Available data
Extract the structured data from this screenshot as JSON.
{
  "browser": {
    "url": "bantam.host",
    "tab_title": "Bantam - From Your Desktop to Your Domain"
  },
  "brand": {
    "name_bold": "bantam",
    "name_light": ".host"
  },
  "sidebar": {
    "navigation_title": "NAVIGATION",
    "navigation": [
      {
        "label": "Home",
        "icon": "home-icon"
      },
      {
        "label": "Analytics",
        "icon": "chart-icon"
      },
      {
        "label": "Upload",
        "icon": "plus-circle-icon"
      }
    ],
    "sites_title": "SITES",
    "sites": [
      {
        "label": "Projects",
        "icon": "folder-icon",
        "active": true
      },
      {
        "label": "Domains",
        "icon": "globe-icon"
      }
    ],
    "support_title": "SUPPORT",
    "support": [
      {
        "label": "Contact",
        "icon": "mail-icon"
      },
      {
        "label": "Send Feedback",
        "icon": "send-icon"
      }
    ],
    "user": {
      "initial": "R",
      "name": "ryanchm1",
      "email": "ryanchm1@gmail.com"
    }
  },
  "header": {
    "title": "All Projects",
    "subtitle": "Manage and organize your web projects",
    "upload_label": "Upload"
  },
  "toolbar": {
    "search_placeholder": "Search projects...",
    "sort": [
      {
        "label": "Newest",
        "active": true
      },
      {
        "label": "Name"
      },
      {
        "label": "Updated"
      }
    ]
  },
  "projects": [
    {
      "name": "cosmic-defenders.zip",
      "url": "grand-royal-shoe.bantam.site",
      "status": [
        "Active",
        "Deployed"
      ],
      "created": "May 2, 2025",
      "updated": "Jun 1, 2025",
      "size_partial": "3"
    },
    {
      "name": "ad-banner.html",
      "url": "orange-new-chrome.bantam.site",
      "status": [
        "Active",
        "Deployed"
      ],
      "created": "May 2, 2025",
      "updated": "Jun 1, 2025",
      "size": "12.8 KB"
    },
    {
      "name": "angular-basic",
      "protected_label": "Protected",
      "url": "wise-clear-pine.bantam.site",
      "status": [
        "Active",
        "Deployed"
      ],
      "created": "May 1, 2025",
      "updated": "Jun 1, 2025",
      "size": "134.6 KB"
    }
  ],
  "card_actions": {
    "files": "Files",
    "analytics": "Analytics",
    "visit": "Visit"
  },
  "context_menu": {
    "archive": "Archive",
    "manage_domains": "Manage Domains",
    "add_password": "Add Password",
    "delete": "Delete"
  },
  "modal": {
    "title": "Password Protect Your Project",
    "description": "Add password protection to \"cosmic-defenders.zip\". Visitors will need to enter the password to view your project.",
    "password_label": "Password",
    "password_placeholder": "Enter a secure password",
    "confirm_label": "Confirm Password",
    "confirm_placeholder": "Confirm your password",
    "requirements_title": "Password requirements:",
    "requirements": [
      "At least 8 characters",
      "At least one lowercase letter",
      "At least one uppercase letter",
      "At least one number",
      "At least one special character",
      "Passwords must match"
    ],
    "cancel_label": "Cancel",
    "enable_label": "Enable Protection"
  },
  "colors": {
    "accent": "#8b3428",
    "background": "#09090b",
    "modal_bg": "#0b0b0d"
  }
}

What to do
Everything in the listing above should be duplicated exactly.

Exercise response
Extract the structured data from this screenshot as JSON.
{
  "browser": {
    "url": "bantam.host",
    "tab_title": "Bantam - From Your Desktop to Your Domain"
  },
  "brand": {
    "name_bold": "bantam",
    "name_light": ".host"
  },
  "sidebar": {
    "navigation_title": "NAVIGATION",
    "navigation": [
      {
        "label": "Home",
        "icon": "home-icon"
      },
      {
        "label": "Analytics",
        "icon": "chart-icon"
      },
      {
        "label": "Upload",
        "icon": "plus-circle-icon"
      }
    ],
    "sites_title": "SITES",
    "sites": [
      {
        "label": "Projects",
        "icon": "folder-icon",
        "active": true
      },
      {
        "label": "Domains",
        "icon": "globe-icon"
      }
    ],
    "support_title": "SUPPORT",
    "support": [
      {
        "label": "Contact",
        "icon": "mail-icon"
      },
      {
        "label": "Send Feedback",
        "icon": "send-icon"
      }
    ],
    "user": {
      "initial": "R",
      "name": "ryanchm1",
      "email": "ryanchm1@gmail.com"
    }
  },
  "header": {
    "title": "All Projects",
    "subtitle": "Manage and organize your web projects",
    "upload_label": "Upload"
  },
  "toolbar": {
    "search_placeholder": "Search projects...",
    "sort": [
      {
        "label": "Newest",
        "active": true
      },
      {
        "label": "Name"
      },
      {
        "label": "Updated"
      }
    ]
  },
  "projects": [
    {
      "name": "cosmic-defenders.zip",
      "url": "grand-royal-shoe.bantam.site",
      "status": [
        "Active",
        "Deployed"
      ],
      "created": "May 2, 2025",
      "updated": "Jun 1, 2025",
      "size_partial": "3"
    },
    {
      "name": "ad-banner.html",
      "url": "orange-new-chrome.bantam.site",
      "status": [
        "Active",
        "Deployed"
      ],
      "created": "May 2, 2025",
      "updated": "Jun 1, 2025",
      "size": "12.8 KB"
    },
    {
      "name": "angular-basic",
      "protected_label": "Protected",
      "url": "wise-clear-pine.bantam.site",
      "status": [
        "Active",
        "Deployed"
      ],
      "created": "May 1, 2025",
      "updated": "Jun 1, 2025",
      "size": "134.6 KB"
    }
  ],
  "card_actions": {
    "files": "Files",
    "analytics": "Analytics",
    "visit": "Visit"
  },
  "context_menu": {
    "archive": "Archive",
    "manage_domains": "Manage Domains",
    "add_password": "Add Password",
    "delete": "Delete"
  },
  "modal": {
    "title": "Password Protect Your Project",
    "description": "Add password protection to \"cosmic-defenders.zip\". Visitors will need to enter the password to view your project.",
    "password_label": "Password",
    "password_placeholder": "Enter a secure password",
    "confirm_label": "Confirm Password",
    "confirm_placeholder": "Confirm your password",
    "requirements_title": "Password requirements:",
    "requirements": [
      "At least 8 characters",
      "At least one lowercase letter",
      "At least one uppercase letter",
      "At least one number",
      "At least one special character",
      "Passwords must match"
    ],
    "cancel_label": "Cancel",
    "enable_label": "Enable Protection"
  },
  "colors": {
    "accent": "#8b3428",
    "background": "#09090b",
    "modal_bg": "#0b0b0d"
  }
}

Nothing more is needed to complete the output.